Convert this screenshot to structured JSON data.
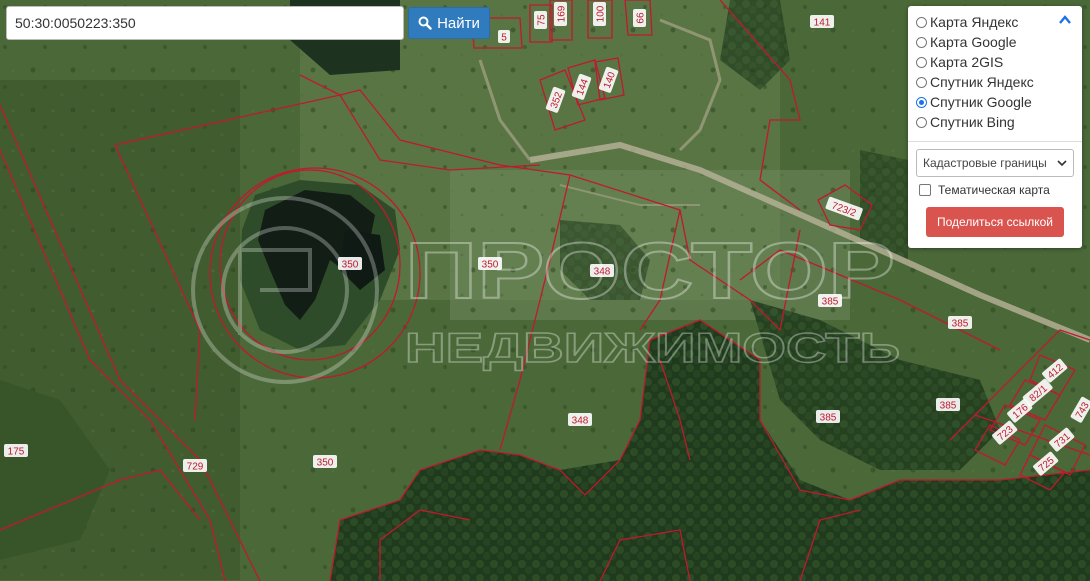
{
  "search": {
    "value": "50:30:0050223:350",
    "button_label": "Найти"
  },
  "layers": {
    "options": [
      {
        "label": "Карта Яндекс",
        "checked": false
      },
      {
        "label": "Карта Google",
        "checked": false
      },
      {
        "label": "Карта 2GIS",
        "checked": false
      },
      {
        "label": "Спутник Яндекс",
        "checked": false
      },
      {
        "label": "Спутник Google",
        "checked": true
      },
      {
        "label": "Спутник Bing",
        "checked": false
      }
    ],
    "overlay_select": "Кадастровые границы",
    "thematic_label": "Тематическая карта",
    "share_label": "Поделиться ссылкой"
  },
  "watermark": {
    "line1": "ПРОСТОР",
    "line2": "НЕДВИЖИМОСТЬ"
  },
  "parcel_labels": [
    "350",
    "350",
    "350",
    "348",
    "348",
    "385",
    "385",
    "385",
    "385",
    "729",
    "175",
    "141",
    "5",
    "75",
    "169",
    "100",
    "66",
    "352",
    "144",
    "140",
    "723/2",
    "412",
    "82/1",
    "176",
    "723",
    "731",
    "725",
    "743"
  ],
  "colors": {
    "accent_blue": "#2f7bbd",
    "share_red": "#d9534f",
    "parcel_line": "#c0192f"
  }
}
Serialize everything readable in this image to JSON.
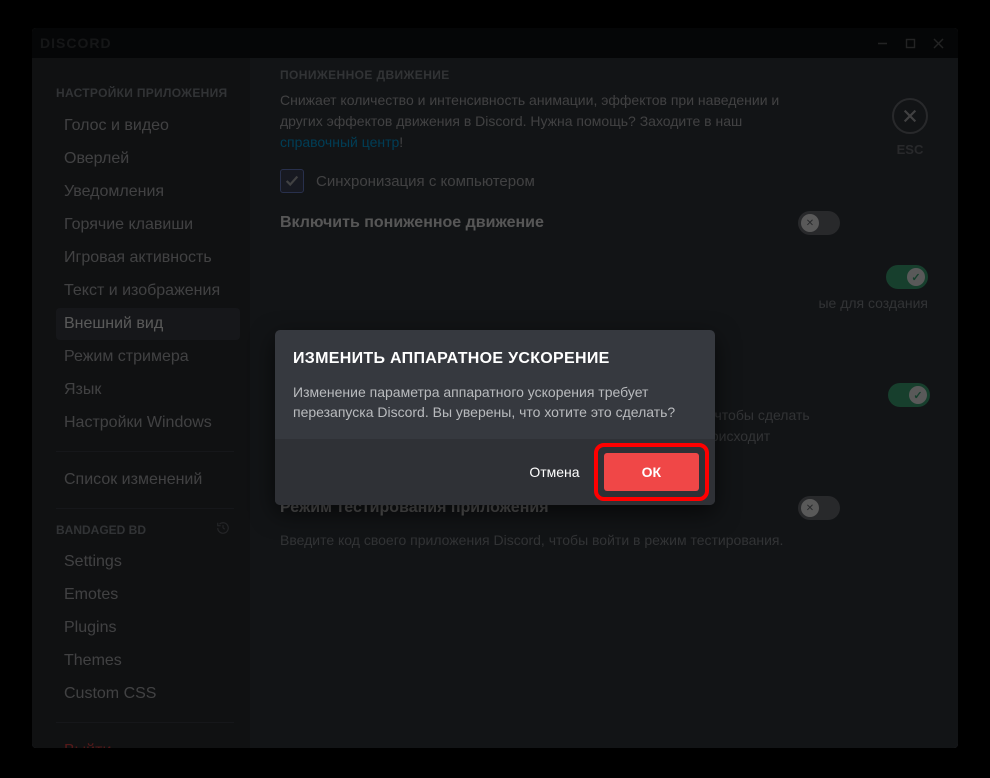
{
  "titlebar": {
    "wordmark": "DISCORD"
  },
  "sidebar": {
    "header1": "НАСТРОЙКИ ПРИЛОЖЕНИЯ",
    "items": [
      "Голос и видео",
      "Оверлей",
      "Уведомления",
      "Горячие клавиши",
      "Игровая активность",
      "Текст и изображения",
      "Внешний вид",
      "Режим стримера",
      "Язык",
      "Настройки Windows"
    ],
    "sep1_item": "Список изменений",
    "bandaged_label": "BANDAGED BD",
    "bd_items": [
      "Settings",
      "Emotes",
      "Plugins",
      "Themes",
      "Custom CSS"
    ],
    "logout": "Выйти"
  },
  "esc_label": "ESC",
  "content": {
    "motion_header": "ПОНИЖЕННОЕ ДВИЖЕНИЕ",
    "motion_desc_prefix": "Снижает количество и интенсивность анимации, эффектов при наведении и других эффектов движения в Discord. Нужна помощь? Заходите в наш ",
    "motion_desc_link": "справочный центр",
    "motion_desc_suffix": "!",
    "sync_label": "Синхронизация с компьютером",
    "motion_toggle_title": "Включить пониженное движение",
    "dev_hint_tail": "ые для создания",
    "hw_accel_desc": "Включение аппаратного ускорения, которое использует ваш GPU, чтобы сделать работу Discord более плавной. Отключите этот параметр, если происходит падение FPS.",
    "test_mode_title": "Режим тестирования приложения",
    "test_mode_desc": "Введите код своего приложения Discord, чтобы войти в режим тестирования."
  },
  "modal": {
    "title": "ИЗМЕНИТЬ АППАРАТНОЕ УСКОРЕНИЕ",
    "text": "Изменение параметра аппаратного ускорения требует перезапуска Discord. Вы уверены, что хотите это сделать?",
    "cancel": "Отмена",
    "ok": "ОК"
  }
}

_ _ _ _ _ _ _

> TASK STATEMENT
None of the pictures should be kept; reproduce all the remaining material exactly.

> TASK OUTPUT
Convert this screenshot to structured JSON data.
{
  "search": {
    "value": "50:30:0050223:350",
    "button_label": "Найти"
  },
  "layers": {
    "options": [
      {
        "label": "Карта Яндекс",
        "checked": false
      },
      {
        "label": "Карта Google",
        "checked": false
      },
      {
        "label": "Карта 2GIS",
        "checked": false
      },
      {
        "label": "Спутник Яндекс",
        "checked": false
      },
      {
        "label": "Спутник Google",
        "checked": true
      },
      {
        "label": "Спутник Bing",
        "checked": false
      }
    ],
    "overlay_select": "Кадастровые границы",
    "thematic_label": "Тематическая карта",
    "share_label": "Поделиться ссылкой"
  },
  "watermark": {
    "line1": "ПРОСТОР",
    "line2": "НЕДВИЖИМОСТЬ"
  },
  "parcel_labels": [
    "350",
    "350",
    "350",
    "348",
    "348",
    "385",
    "385",
    "385",
    "385",
    "729",
    "175",
    "141",
    "5",
    "75",
    "169",
    "100",
    "66",
    "352",
    "144",
    "140",
    "723/2",
    "412",
    "82/1",
    "176",
    "723",
    "731",
    "725",
    "743"
  ],
  "colors": {
    "accent_blue": "#2f7bbd",
    "share_red": "#d9534f",
    "parcel_line": "#c0192f"
  }
}
Serialize everything readable in this image to JSON.
{
  "titlebar": {
    "wordmark": "DISCORD"
  },
  "sidebar": {
    "header1": "НАСТРОЙКИ ПРИЛОЖЕНИЯ",
    "items": [
      "Голос и видео",
      "Оверлей",
      "Уведомления",
      "Горячие клавиши",
      "Игровая активность",
      "Текст и изображения",
      "Внешний вид",
      "Режим стримера",
      "Язык",
      "Настройки Windows"
    ],
    "sep1_item": "Список изменений",
    "bandaged_label": "BANDAGED BD",
    "bd_items": [
      "Settings",
      "Emotes",
      "Plugins",
      "Themes",
      "Custom CSS"
    ],
    "logout": "Выйти"
  },
  "esc_label": "ESC",
  "content": {
    "motion_header": "ПОНИЖЕННОЕ ДВИЖЕНИЕ",
    "motion_desc_prefix": "Снижает количество и интенсивность анимации, эффектов при наведении и других эффектов движения в Discord. Нужна помощь? Заходите в наш ",
    "motion_desc_link": "справочный центр",
    "motion_desc_suffix": "!",
    "sync_label": "Синхронизация с компьютером",
    "motion_toggle_title": "Включить пониженное движение",
    "dev_hint_tail": "ые для создания",
    "hw_accel_desc": "Включение аппаратного ускорения, которое использует ваш GPU, чтобы сделать работу Discord более плавной. Отключите этот параметр, если происходит падение FPS.",
    "test_mode_title": "Режим тестирования приложения",
    "test_mode_desc": "Введите код своего приложения Discord, чтобы войти в режим тестирования."
  },
  "modal": {
    "title": "ИЗМЕНИТЬ АППАРАТНОЕ УСКОРЕНИЕ",
    "text": "Изменение параметра аппаратного ускорения требует перезапуска Discord. Вы уверены, что хотите это сделать?",
    "cancel": "Отмена",
    "ok": "ОК"
  }
}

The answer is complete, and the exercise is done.